clock menu more-arrow no yes mobile

Filed under:

NYC Residential Construction Boom Surpasses Pre-Recession High

New, 4 comments

Permits approved in 2015 were 67 percent higher than the previous boom in 2008

It's a well known fact that New York City is undergoing another residential building boom, but the extent of that growth has now been brought to light in a new report by the New York Building Congress, based on its analysis of U.S. Census data.

The city's Department of Buildings approved the construction of 56,528 units spread out over 1,998 buildings in 2015. That's a 67 percent increase from the previous building boom in 2008, when the number of units stood at 33,911.

Construction approved in 2015 also marked a dramatic increase from the previous year — a 180 percent increase to be exact.

"The number of residential permits issued in New York City last year was nothing short of epic, and you don’t reach an amount that large without a number of factors working in the City’s favor," Richard T. Anderson, the president of the Building Congress, said in a press release.

The factors he's referring to include developers making a dash to get permits approved prior to the 421-a program expiring in early 2016, and pending changes to the building code.

Among the five boroughs, Brooklyn saw the most number of permits issued for the fourth year running with 26,026 permits approved. That's more than the permits approved in Queens and Manhattan combined. Only in Staten Island did the number of permits approved drop from 712 permits in 2014 to 541 in 2015.

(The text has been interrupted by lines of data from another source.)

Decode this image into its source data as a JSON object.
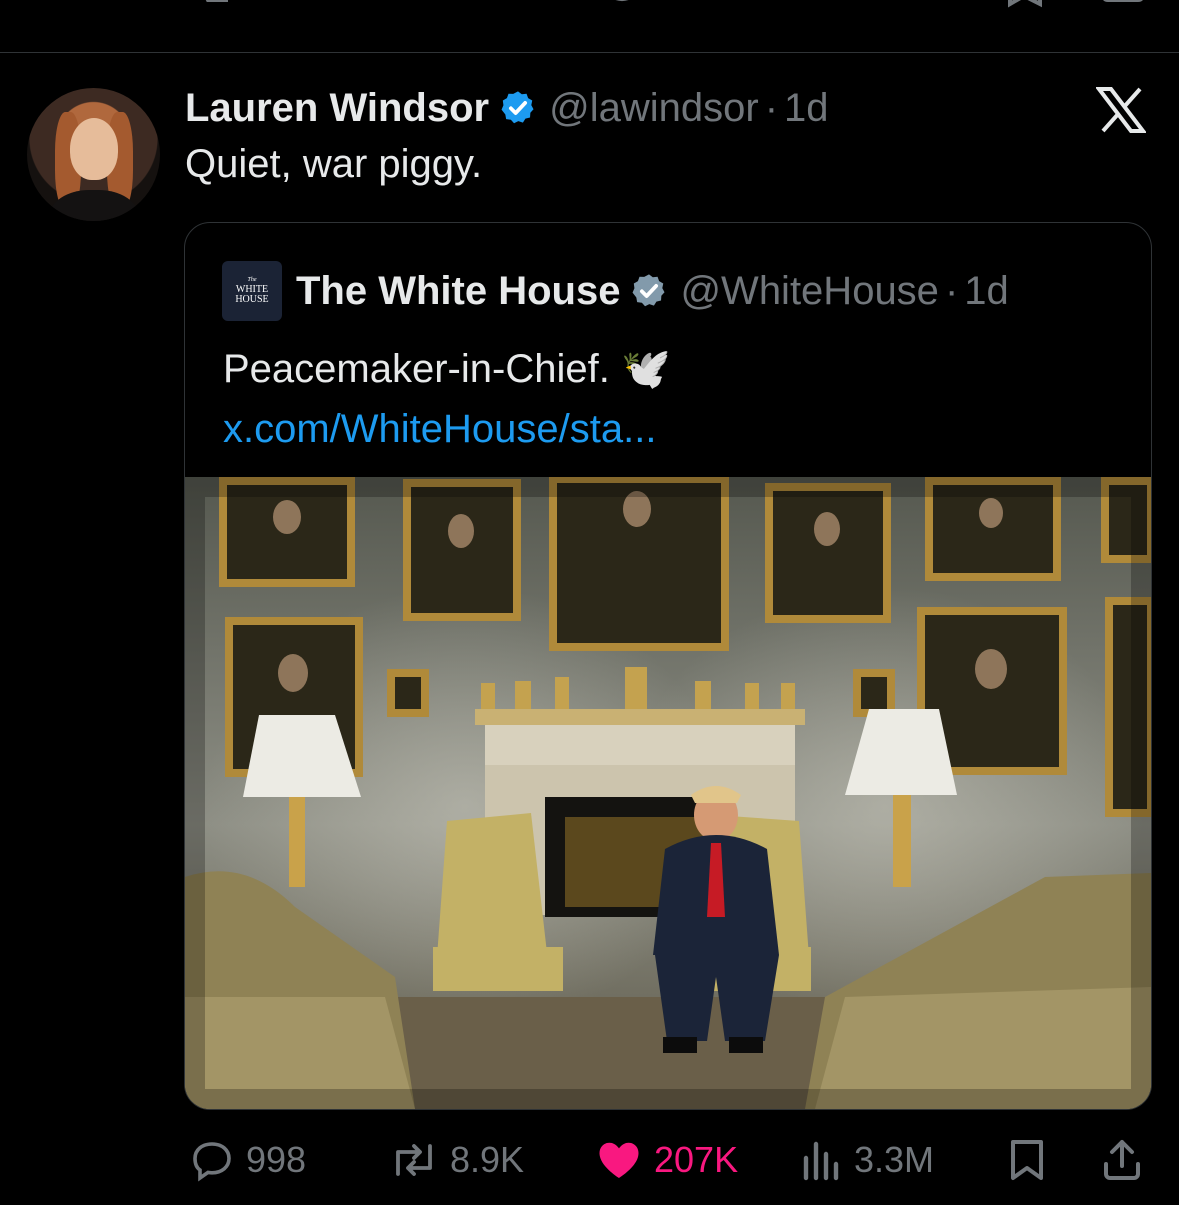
{
  "tweet": {
    "author_name": "Lauren Windsor",
    "author_handle": "@lawindsor",
    "time": "1d",
    "text": "Quiet, war piggy."
  },
  "quote": {
    "author_name": "The White House",
    "author_handle": "@WhiteHouse",
    "time": "1d",
    "text": "Peacemaker-in-Chief.",
    "emoji": "🕊️",
    "link_text": "x.com/WhiteHouse/sta...",
    "logo_lines": [
      "The",
      "WHITE",
      "HOUSE"
    ]
  },
  "actions": {
    "replies": "998",
    "reposts": "8.9K",
    "likes": "207K",
    "views": "3.3M"
  },
  "colors": {
    "background": "#000000",
    "text_primary": "#e7e9ea",
    "text_secondary": "#71767b",
    "link": "#1d9bf0",
    "verified": "#1d9bf0",
    "liked": "#f91880",
    "border": "#2f3336"
  },
  "icons": [
    "x-logo-icon",
    "verified-badge-icon",
    "reply-icon",
    "repost-icon",
    "like-icon",
    "views-icon",
    "bookmark-icon",
    "share-icon"
  ]
}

Of all the units approved for construction, a staggering 97 percent were in buildings with five or more units. Manhattan, in fact, average 120 units for every permitted building.

The building boom has in turn led to higher construction costs. The construction cost per unit reached $124,300 in 2015, up 25 percent from 2014.

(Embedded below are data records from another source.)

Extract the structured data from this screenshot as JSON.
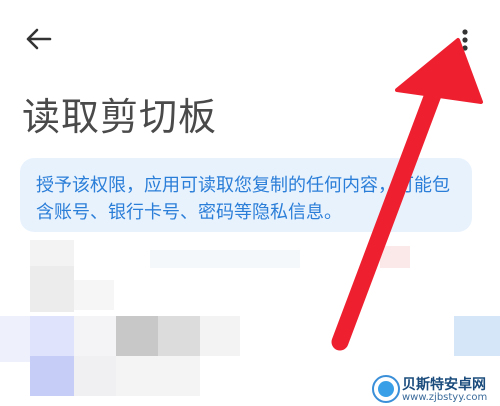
{
  "header": {
    "back_icon": "arrow-left-icon",
    "more_icon": "more-vertical-icon"
  },
  "page": {
    "title": "读取剪切板"
  },
  "notice": {
    "text": "授予该权限，应用可读取您复制的任何内容，可能包含账号、银行卡号、密码等隐私信息。"
  },
  "watermark": {
    "name": "贝斯特安卓网",
    "url": "www.zjbstyy.com"
  },
  "colors": {
    "title": "#4a4a4a",
    "notice_text": "#2b7ed8",
    "notice_bg": "#e8f2fd",
    "annotation": "#ee2030"
  }
}
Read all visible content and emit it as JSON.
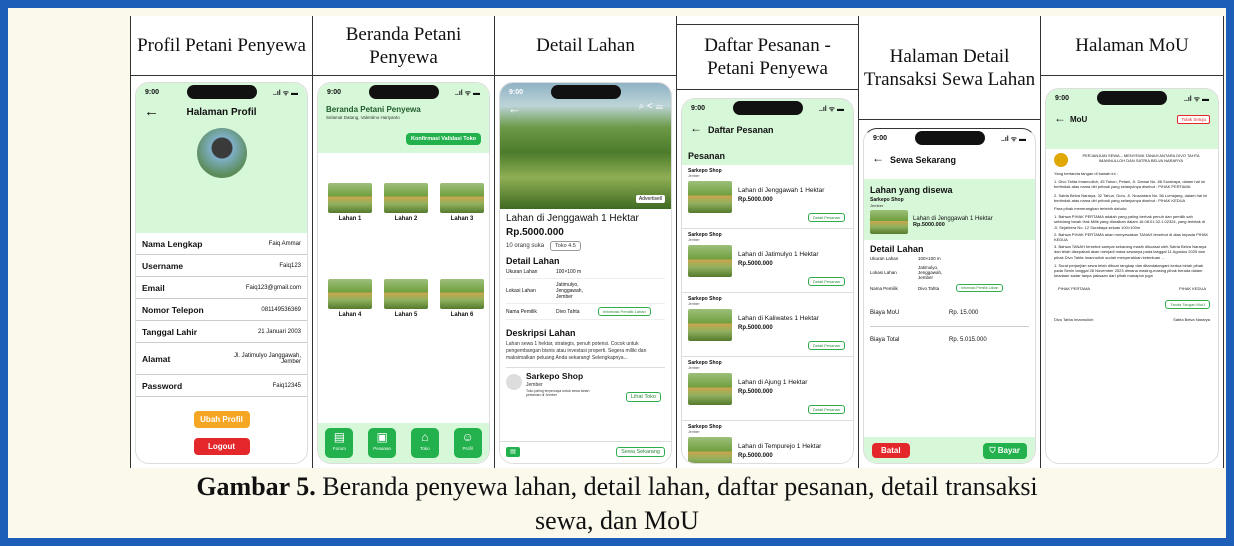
{
  "headers": {
    "c1": "Profil Petani Penyewa",
    "c2": "Beranda Petani Penyewa",
    "c3": "Detail Lahan",
    "c4": "Daftar Pesanan - Petani Penyewa",
    "c5": "Halaman Detail Transaksi Sewa Lahan",
    "c6": "Halaman MoU"
  },
  "status": {
    "time": "9:00",
    "signal": "..ıl ᯤ ▬"
  },
  "profile": {
    "title": "Halaman Profil",
    "rows": [
      {
        "k": "Nama Lengkap",
        "v": "Faiq Ammar"
      },
      {
        "k": "Username",
        "v": "Faiq123"
      },
      {
        "k": "Email",
        "v": "Faiq123@gmail.com"
      },
      {
        "k": "Nomor Telepon",
        "v": "081149536369"
      },
      {
        "k": "Tanggal Lahir",
        "v": "21 Januari 2003"
      },
      {
        "k": "Alamat",
        "v": "Jl. Jatimulyo Janggawah, Jember"
      },
      {
        "k": "Password",
        "v": "Faiq12345"
      }
    ],
    "edit": "Ubah Profil",
    "logout": "Logout"
  },
  "home": {
    "title": "Beranda Petani Penyewa",
    "subtitle": "Selamat Datang, Valentino Hariyanto",
    "badge": "Konfirmasi Validasi Toko",
    "lahan": [
      "Lahan 1",
      "Lahan 2",
      "Lahan 3",
      "Lahan 4",
      "Lahan 5",
      "Lahan 6"
    ],
    "nav": [
      "Forum",
      "Pesanan",
      "Toko",
      "Profil"
    ]
  },
  "detail": {
    "advert": "Advertisell",
    "name": "Lahan di Jenggawah 1 Hektar",
    "price": "Rp.5000.000",
    "rated": "10 orang suka",
    "rating": "Toko 4.5",
    "section": "Detail Lahan",
    "rows": [
      {
        "k": "Ukuran Lahan",
        "v": "100×100 m"
      },
      {
        "k": "Lokasi Lahan",
        "v": "Jatimulyo, Jenggawah, Jember"
      },
      {
        "k": "Nama Pemilik",
        "v": "Divo Tahta"
      }
    ],
    "info_btn": "Informasi Pemilik Lahan",
    "desc_title": "Deskripsi Lahan",
    "desc": "Lahan sewa 1 hektar, strategis, penuh potensi. Cocok untuk pengembangan bisnis atau investasi properti. Segera miliki dan maksimalkan peluang Anda sekarang! Selengkapnya...",
    "shop": "Sarkepo Shop",
    "shop_loc": "Jember",
    "shop_note": "Toko paling terpercaya untuk sewa lahan pertanian di Jember",
    "see_shop": "Lihat Toko",
    "rent_now": "Sewa Sekarang"
  },
  "orders": {
    "title": "Daftar Pesanan",
    "section": "Pesanan",
    "shop": "Sarkepo Shop",
    "sub": "Jember",
    "items": [
      {
        "name": "Lahan di Jenggawah 1 Hektar",
        "price": "Rp.5000.000"
      },
      {
        "name": "Lahan di Jatimulyo 1 Hektar",
        "price": "Rp.5000.000"
      },
      {
        "name": "Lahan di Kaliwates 1 Hektar",
        "price": "Rp.5000.000"
      },
      {
        "name": "Lahan di Ajung 1 Hektar",
        "price": "Rp.5000.000"
      },
      {
        "name": "Lahan di Tempurejo 1 Hektar",
        "price": "Rp.5000.000"
      }
    ],
    "detail_btn": "Detail Pesanan"
  },
  "trans": {
    "title": "Sewa Sekarang",
    "section": "Lahan yang disewa",
    "shop": "Sarkepo Shop",
    "sub": "Jember",
    "item": "Lahan di Jenggawah 1 Hektar",
    "price": "Rp.5000.000",
    "detail": "Detail Lahan",
    "rows": [
      {
        "k": "Ukuran Lahan",
        "v": "100×100 m"
      },
      {
        "k": "Lokasi Lahan",
        "v": "Jatimulyo, Jenggawah, Jember"
      },
      {
        "k": "Nama Pemilik",
        "v": "Divo Tahta"
      }
    ],
    "info_btn": "Informasi Pemilik Lahan",
    "biaya_mou": "Biaya MoU",
    "biaya_mou_v": "Rp. 15.000",
    "biaya_total": "Biaya Total",
    "biaya_total_v": "Rp. 5.015.000",
    "cancel": "Batal",
    "pay": "Bayar"
  },
  "mou": {
    "title": "MoU",
    "reject": "Tolak Setuju",
    "heading": "PERJANJIAN SEWA – MENYEWA TANAH ANTARA DIVO TAHTA IMANNULLOH DAN SATRIA BELVA NARARYA",
    "p1": "Yang bertanda tangan di bawah ini :",
    "p2": "1. Divo Tahta Imannulloh, 45 Tahun, Petani, Jl. Damai No. 88 Surabaya, dalam hal ini bertindak atas nama diri pribadi yang selanjutnya disebut : PIHAK PERTAMA",
    "p3": "2. Satria Belva Nararya, 32 Tahun, Guru, Jl. Nusantara No. 56 Lumajang, dalam hal ini bertindak atas nama diri pribadi yang selanjutnya disebut : PIHAK KEDUA",
    "p4": "Para pihak menerangkan terlebih dahulu:",
    "p5": "1. Bahwa PIHAK PERTAMA adalah yang paling berhak penuh dan pemilik sah sebidang tanah Hak Milik yang diuraikan dalam 16.08.01.02.1.02324, yang terletak di Jl. Sejahtera No. 12 Surabaya seluas 100×100m",
    "p6": "2. Bahwa PIHAK PERTAMA akan menyewakan TANAH tersebut di atas kepada PIHAK KEDUA",
    "p7": "3. Bahwa TANAH tersebut sampai sekarang masih dikuasai oleh Satria Belva Nararya dan telah disepakati akan menjadi masa sewanya pada tanggal 11 Agustus 2025 dan pihak Divo Tahta Imannulloh sudah menyerahkan ketentuan ...",
    "p8": "1. Surat perjanjian sewa telah dibuat rangkap dan ditandatangani kedua belah pihak pada Senin tanggal 28 November 2023 dimana masing-masing pihak berada dalam keadaan sadar tanpa paksaan dari pihak manapun juga",
    "first": "PIHAK PERTAMA",
    "second": "PIHAK KEDUA",
    "sign": "Tanda Tangan MoU",
    "name1": "Divo Tahta Imannulloh",
    "name2": "Satria Belva Nararya"
  },
  "caption": {
    "bold": "Gambar 5.",
    "rest": " Beranda penyewa lahan, detail lahan, daftar pesanan, detail transaksi",
    "line2": "sewa, dan MoU"
  }
}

NYC Residential Building Permits Surged Past 56,000 in 2015, a 67 Percent Increase from the Height of the Previous Building Boom [NY Building Congress]

Everything You Need to Know About NYC's 421-a Tax Program, Poised to Expire Today [Curbed]

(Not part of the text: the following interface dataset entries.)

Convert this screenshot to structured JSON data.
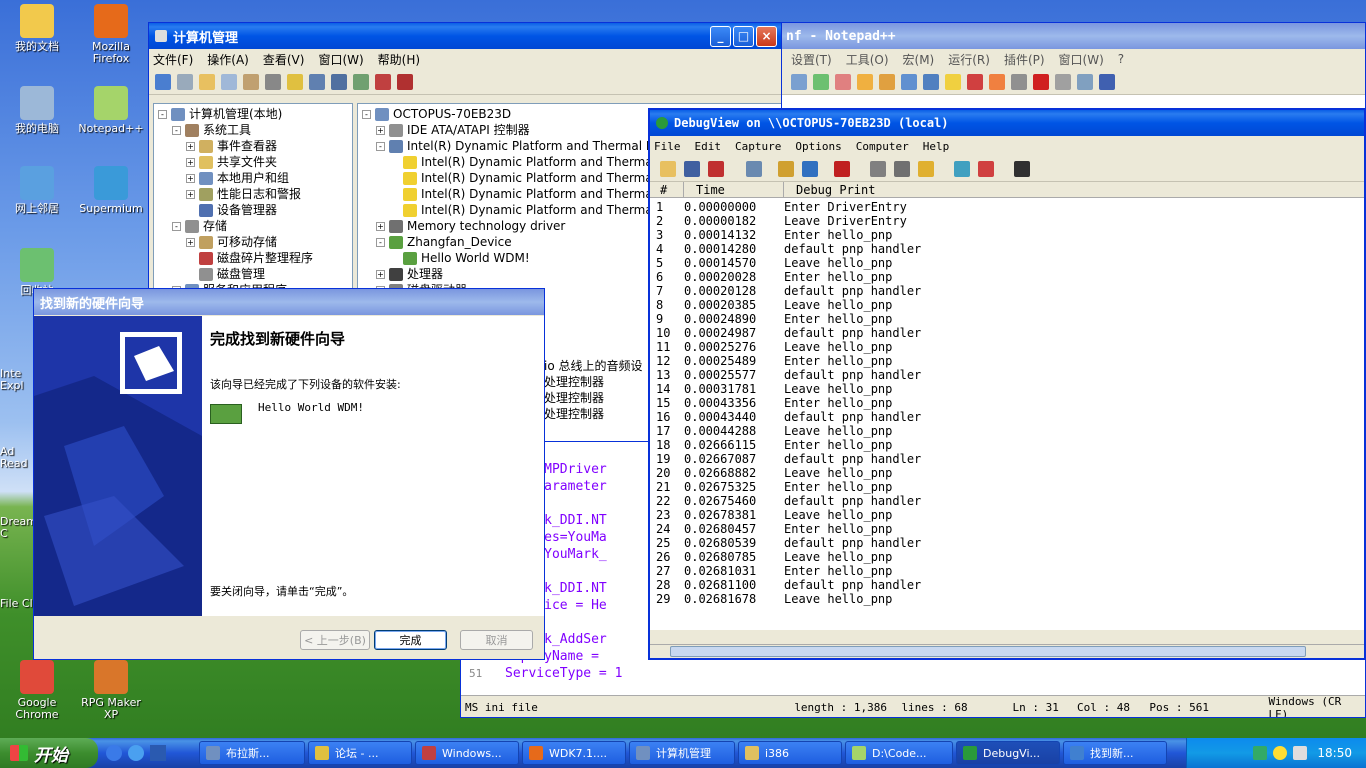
{
  "desktop_icons": [
    {
      "label": "我的文档",
      "color": "#f2c94c"
    },
    {
      "label": "Mozilla Firefox",
      "color": "#e66a1a"
    },
    {
      "label": "我的电脑",
      "color": "#9cb8d8"
    },
    {
      "label": "Notepad++",
      "color": "#a5d46a"
    },
    {
      "label": "网上邻居",
      "color": "#5aa0e0"
    },
    {
      "label": "Supermium",
      "color": "#3a9ad9"
    },
    {
      "label": "回收站",
      "color": "#6cc070"
    },
    {
      "label": "Google Chrome",
      "color": "#e04a3a"
    },
    {
      "label": "RPG Maker XP",
      "color": "#d9762a"
    }
  ],
  "desktop_partial": [
    "Inte Expl",
    "Ad Read",
    "Dream C",
    "File Cl"
  ],
  "notepad": {
    "title": "nf - Notepad++",
    "menu": [
      "设置(T)",
      "工具(O)",
      "宏(M)",
      "运行(R)",
      "插件(P)",
      "窗口(W)",
      "?"
    ],
    "code_lines": [
      {
        "num": "",
        "text": "R,,NTMPDriver"
      },
      {
        "num": "",
        "text": "R, \"Parameter"
      },
      {
        "num": "",
        "text": ""
      },
      {
        "num": "",
        "text": "ouMark_DDI.NT"
      },
      {
        "num": "",
        "text": "pyFiles=YouMa"
      },
      {
        "num": "",
        "text": "dReg=YouMark_"
      },
      {
        "num": "",
        "text": ""
      },
      {
        "num": "",
        "text": "ouMark_DDI.NT"
      },
      {
        "num": "",
        "text": "dservice = He"
      },
      {
        "num": "",
        "text": ""
      },
      {
        "num": "",
        "text": "ouMark_AddSer"
      },
      {
        "num": "",
        "text": "isplayName = "
      },
      {
        "num": "51",
        "text": "ServiceType = 1"
      }
    ],
    "status": {
      "type": "MS ini file",
      "length": "length : 1,386",
      "lines": "lines : 68",
      "ln": "Ln : 31",
      "col": "Col : 48",
      "pos": "Pos : 561",
      "eol": "Windows (CR LF)"
    }
  },
  "compmgmt": {
    "title": "计算机管理",
    "menu": [
      "文件(F)",
      "操作(A)",
      "查看(V)",
      "窗口(W)",
      "帮助(H)"
    ],
    "tree": [
      {
        "label": "计算机管理(本地)",
        "indent": 0,
        "exp": "-"
      },
      {
        "label": "系统工具",
        "indent": 1,
        "exp": "-"
      },
      {
        "label": "事件查看器",
        "indent": 2,
        "exp": "+"
      },
      {
        "label": "共享文件夹",
        "indent": 2,
        "exp": "+"
      },
      {
        "label": "本地用户和组",
        "indent": 2,
        "exp": "+"
      },
      {
        "label": "性能日志和警报",
        "indent": 2,
        "exp": "+"
      },
      {
        "label": "设备管理器",
        "indent": 2,
        "exp": ""
      },
      {
        "label": "存储",
        "indent": 1,
        "exp": "-"
      },
      {
        "label": "可移动存储",
        "indent": 2,
        "exp": "+"
      },
      {
        "label": "磁盘碎片整理程序",
        "indent": 2,
        "exp": ""
      },
      {
        "label": "磁盘管理",
        "indent": 2,
        "exp": ""
      },
      {
        "label": "服务和应用程序",
        "indent": 1,
        "exp": "+"
      }
    ],
    "devices": [
      {
        "label": "OCTOPUS-70EB23D",
        "indent": 0,
        "exp": "-"
      },
      {
        "label": "IDE ATA/ATAPI 控制器",
        "indent": 1,
        "exp": "+"
      },
      {
        "label": "Intel(R) Dynamic Platform and Thermal F",
        "indent": 1,
        "exp": "-"
      },
      {
        "label": "Intel(R) Dynamic Platform and Therma",
        "indent": 2,
        "exp": ""
      },
      {
        "label": "Intel(R) Dynamic Platform and Therma",
        "indent": 2,
        "exp": ""
      },
      {
        "label": "Intel(R) Dynamic Platform and Therma",
        "indent": 2,
        "exp": ""
      },
      {
        "label": "Intel(R) Dynamic Platform and Therma",
        "indent": 2,
        "exp": ""
      },
      {
        "label": "Memory technology driver",
        "indent": 1,
        "exp": "+"
      },
      {
        "label": "Zhangfan_Device",
        "indent": 1,
        "exp": "-"
      },
      {
        "label": "Hello World WDM!",
        "indent": 2,
        "exp": ""
      },
      {
        "label": "处理器",
        "indent": 1,
        "exp": "+"
      },
      {
        "label": "磁盘驱动器",
        "indent": 1,
        "exp": "+"
      }
    ],
    "devices_partial": [
      "io 总线上的音频设",
      "处理控制器",
      "处理控制器",
      "处理控制器"
    ]
  },
  "wizard": {
    "title": "找到新的硬件向导",
    "heading": "完成找到新硬件向导",
    "line1": "该向导已经完成了下列设备的软件安装:",
    "device": "Hello World WDM!",
    "close_hint": "要关闭向导，请单击“完成”。",
    "back": "< 上一步(B)",
    "finish": "完成",
    "cancel": "取消"
  },
  "debugview": {
    "title": "DebugView on \\\\OCTOPUS-70EB23D (local)",
    "menu": [
      "File",
      "Edit",
      "Capture",
      "Options",
      "Computer",
      "Help"
    ],
    "columns": [
      "#",
      "Time",
      "Debug Print"
    ],
    "rows": [
      [
        "1",
        "0.00000000",
        "Enter DriverEntry"
      ],
      [
        "2",
        "0.00000182",
        "Leave DriverEntry"
      ],
      [
        "3",
        "0.00014132",
        "Enter hello_pnp"
      ],
      [
        "4",
        "0.00014280",
        "default pnp handler"
      ],
      [
        "5",
        "0.00014570",
        "Leave hello_pnp"
      ],
      [
        "6",
        "0.00020028",
        "Enter hello_pnp"
      ],
      [
        "7",
        "0.00020128",
        "default pnp handler"
      ],
      [
        "8",
        "0.00020385",
        "Leave hello_pnp"
      ],
      [
        "9",
        "0.00024890",
        "Enter hello_pnp"
      ],
      [
        "10",
        "0.00024987",
        "default pnp handler"
      ],
      [
        "11",
        "0.00025276",
        "Leave hello_pnp"
      ],
      [
        "12",
        "0.00025489",
        "Enter hello_pnp"
      ],
      [
        "13",
        "0.00025577",
        "default pnp handler"
      ],
      [
        "14",
        "0.00031781",
        "Leave hello_pnp"
      ],
      [
        "15",
        "0.00043356",
        "Enter hello_pnp"
      ],
      [
        "16",
        "0.00043440",
        "default pnp handler"
      ],
      [
        "17",
        "0.00044288",
        "Leave hello_pnp"
      ],
      [
        "18",
        "0.02666115",
        "Enter hello_pnp"
      ],
      [
        "19",
        "0.02667087",
        "default pnp handler"
      ],
      [
        "20",
        "0.02668882",
        "Leave hello_pnp"
      ],
      [
        "21",
        "0.02675325",
        "Enter hello_pnp"
      ],
      [
        "22",
        "0.02675460",
        "default pnp handler"
      ],
      [
        "23",
        "0.02678381",
        "Leave hello_pnp"
      ],
      [
        "24",
        "0.02680457",
        "Enter hello_pnp"
      ],
      [
        "25",
        "0.02680539",
        "default pnp handler"
      ],
      [
        "26",
        "0.02680785",
        "Leave hello_pnp"
      ],
      [
        "27",
        "0.02681031",
        "Enter hello_pnp"
      ],
      [
        "28",
        "0.02681100",
        "default pnp handler"
      ],
      [
        "29",
        "0.02681678",
        "Leave hello_pnp"
      ]
    ]
  },
  "taskbar": {
    "start": "开始",
    "tasks": [
      "布拉斯...",
      "论坛 - ...",
      "Windows...",
      "WDK7.1....",
      "计算机管理",
      "i386",
      "D:\\Code...",
      "DebugVi...",
      "找到新..."
    ],
    "clock": "18:50"
  }
}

NYC Construction Costs Grew For A Third Year Running Amid Building Boom [Curbed]